● Data for this task:
--
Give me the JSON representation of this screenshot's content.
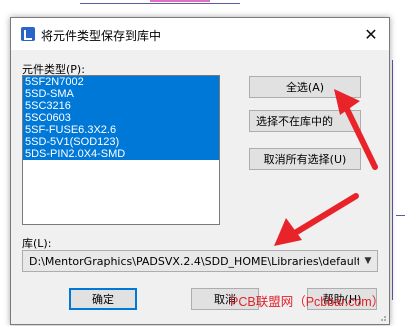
{
  "dialog": {
    "title": "将元件类型保存到库中",
    "list_label": "元件类型(P):",
    "items": [
      "5SF2N7002",
      "5SD-SMA",
      "5SC3216",
      "5SC0603",
      "5SF-FUSE6.3X2.6",
      "5SD-5V1(SOD123)",
      "5DS-PIN2.0X4-SMD"
    ],
    "buttons": {
      "select_all": "全选(A)",
      "select_not_in_library": "选择不在库中的",
      "deselect_all": "取消所有选择(U)",
      "ok": "确定",
      "cancel": "取消",
      "help": "帮助(H)"
    },
    "library_label": "库(L):",
    "library_value": "D:\\MentorGraphics\\PADSVX.2.4\\SDD_HOME\\Libraries\\default"
  },
  "watermark": "PCB联盟网（Pcbbar.com）",
  "colors": {
    "selection": "#0078d7",
    "annotation_arrow": "#e8232a"
  }
}
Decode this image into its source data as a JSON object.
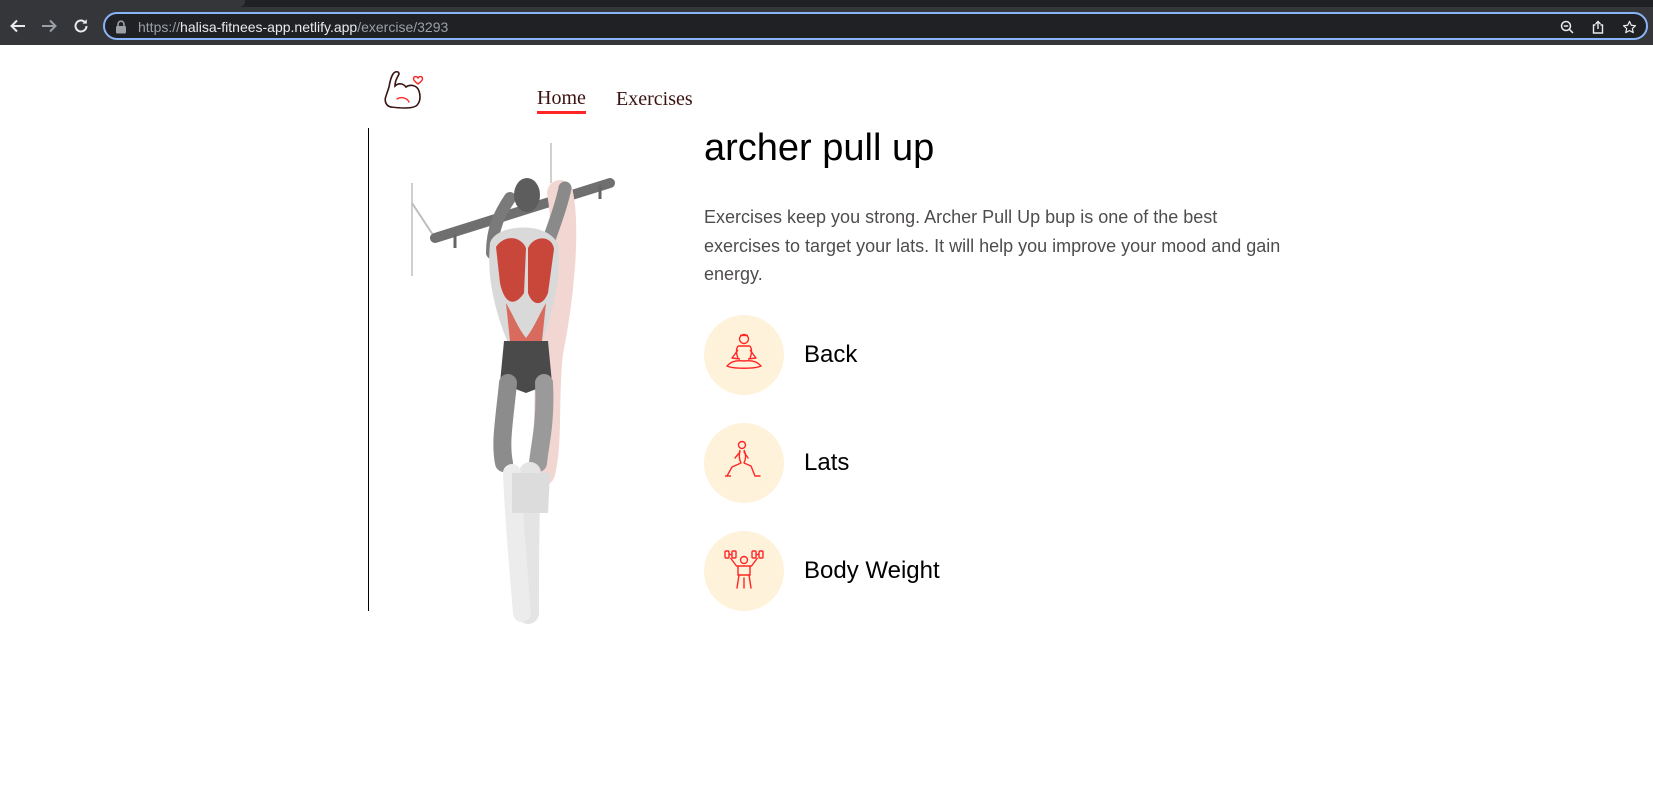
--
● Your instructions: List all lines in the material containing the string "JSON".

● Task answer:
Give me the JSON representation of this screenshot's content.
Decode this image into its source data as a JSON object.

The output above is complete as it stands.